Azoulay’s insight illumines my approach to reading Rahmani’s fiction as more than political allegory. « Musulman » roman is an invitation to learn to see what has been forcibly rendered invisible and unthinkable: “It is not sufficient for such history to critique the existing situation,” writes Azoulay. “It must reconstruct the possibilities that have been violently erased and silenced in order to make them present anew at any given moment.”6

Reconstructing such silenced possibilities and connections to make them available to readers at the present moment may be Rahmani’s most powerful move in « Musulman » roman. “I would continue to love my mother tongue,” she writes, “and I would see how it linked me to Arab people, to Semitic peoples, to ‘Muslim,’ and to ‘Jewish.’ I wanted to learn everything that had been kept from me about these peoples and their language.”

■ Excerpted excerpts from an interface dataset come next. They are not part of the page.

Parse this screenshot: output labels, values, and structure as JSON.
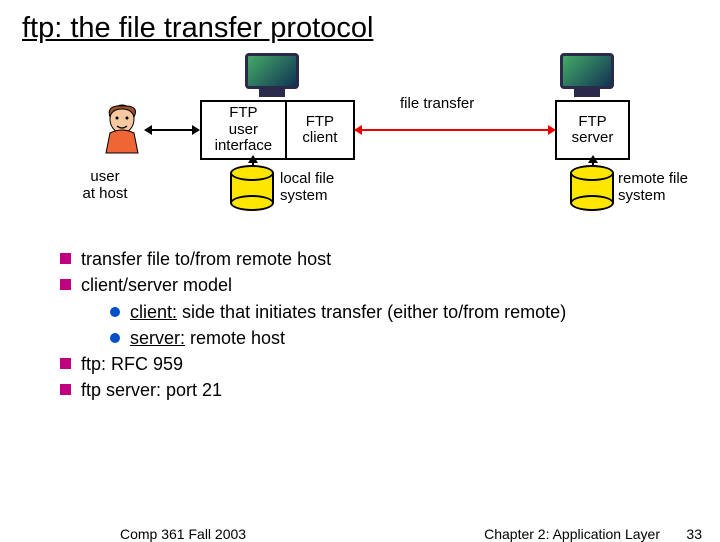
{
  "title": "ftp: the file transfer protocol",
  "diagram": {
    "client_box1_l1": "FTP",
    "client_box1_l2": "user",
    "client_box1_l3": "interface",
    "client_box2_l1": "FTP",
    "client_box2_l2": "client",
    "server_l1": "FTP",
    "server_l2": "server",
    "file_transfer": "file transfer",
    "user_at_host_l1": "user",
    "user_at_host_l2": "at host",
    "local_fs_l1": "local file",
    "local_fs_l2": "system",
    "remote_fs_l1": "remote file",
    "remote_fs_l2": "system"
  },
  "bullets": {
    "b1": "transfer file to/from remote host",
    "b2": "client/server model",
    "b2a_term": "client:",
    "b2a_rest": " side that initiates transfer (either to/from remote)",
    "b2b_term": "server:",
    "b2b_rest": " remote host",
    "b3": "ftp: RFC 959",
    "b4": "ftp server: port 21"
  },
  "footer": {
    "left": "Comp 361   Fall 2003",
    "right": "Chapter 2: Application Layer",
    "num": "33"
  }
}
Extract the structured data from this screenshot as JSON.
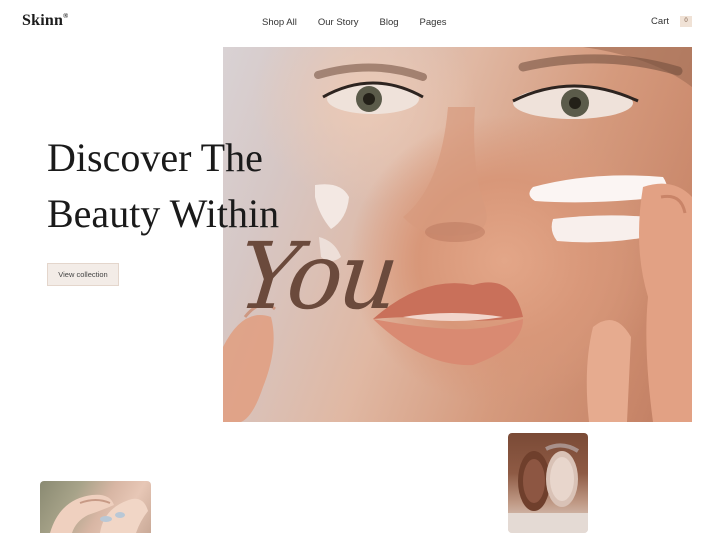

Her intricate rewriting of the history of the Quran’s composition prominently features the origin story of the split in Abrahamic tradition between Jew and Muslim, but with a twist. As she retells the tale of Abraham, Sarah, Hagar, Isaac, and Ishmael, she points out that the Quran omits the name of which child Abraham almost sacrificed at Mount Moriah—was it Isaac, or Ishmael? Was it the son of Abraham’s legitimate wife, Sarah, or of his banished slave, Hagar, who was meant to be killed?

Protecting this ambiguity “like a treasure,” Rahmani redirects our attention to the point where Hagar vanishes from historical record without a trace:

She put her son on her shoulders and set out for the desert. Just as she was about to collapse, she happened upon a spring. She put her son down. And then history tells us nothing about her. Nothing. Her life stops. The boy finds himself without a father, and Hagar disappears into the shadows of legend. So perhaps I was a child of Ishmael, the abandoned child, the child born of a cast-off slave. Of a mother expunged from the record. Forgotten. Of a mother cut off from her progeny. I take this to be my lineage.

What would it take to write history that rejects the standpoint of the “victor” to take up as truly authoritative the lost testimonies of all the dispossessed, detained, deported, banished, forgotten, and disappeared?

This is the ethical and political terrain at stake for Rahmani, whose literary fiction is an instrument for truths that as yet have nowhere else to be heard. That the very nature of our political regimes requires intervention by way of fiction suggests that literature has an indispensable role to play in the ongoing work of justice.


This article was commissioned by Stephen Twilley. icon

  1. Michael T. Kaufman, “What Does the Pentagon See in ‘Battle of Algiers’?” New York Times, September 7, 2003; Stuart Klawans, “Lessons of the Pentagon’s Favorite Training Film,” New York Times, January 4, 2004; Madeleine Dobie, “The Battle of Algiers at 50: From 1960s Radicalism to the Classrooms of West Point,” Los Angeles Review of Books, September 25, 2016.
  2. On this, see Jill Jarvis, “Remnants of Muslims : Reading Agamben’s Silence,” New Literary History, vol. 45, no. 4 (2014).
  3. Jacques Derrida, Monolingualism of the Other; or, The Prosthesis of Origin, translated from the French by Patrick Mensa (Stanford University Press, 1998), p. 77.
  4. On this word’s strange function in the Nazi camps, see Primo Levi, Survival at Auschwitz, translated from the Italian by Stuart Woolf (Crane, 2012) and The Drowned and the Saved, translated from the Italian by Raymond Rosenthal (Random House, 1989); Gil Anidjar, The Jew, the Arab: A History of the Enemy (Stanford University Press, 2003); and Giorgio Agamben, Remnants of Auschwitz: The Witness and the Archive, translated from the Italian by Daniel Heller-Roazen (Zone, 1999).
  5. Ariella Azoulay, “Potential History: Thinking Through Violence,” Critical Inquiry, vol. 39, no. 3 (2013), p. 550.
  6. Ibid., p. 553.
Featured image: Lonely (2014). Photograph by Brixit Lorenzo de la Fuente / Flickr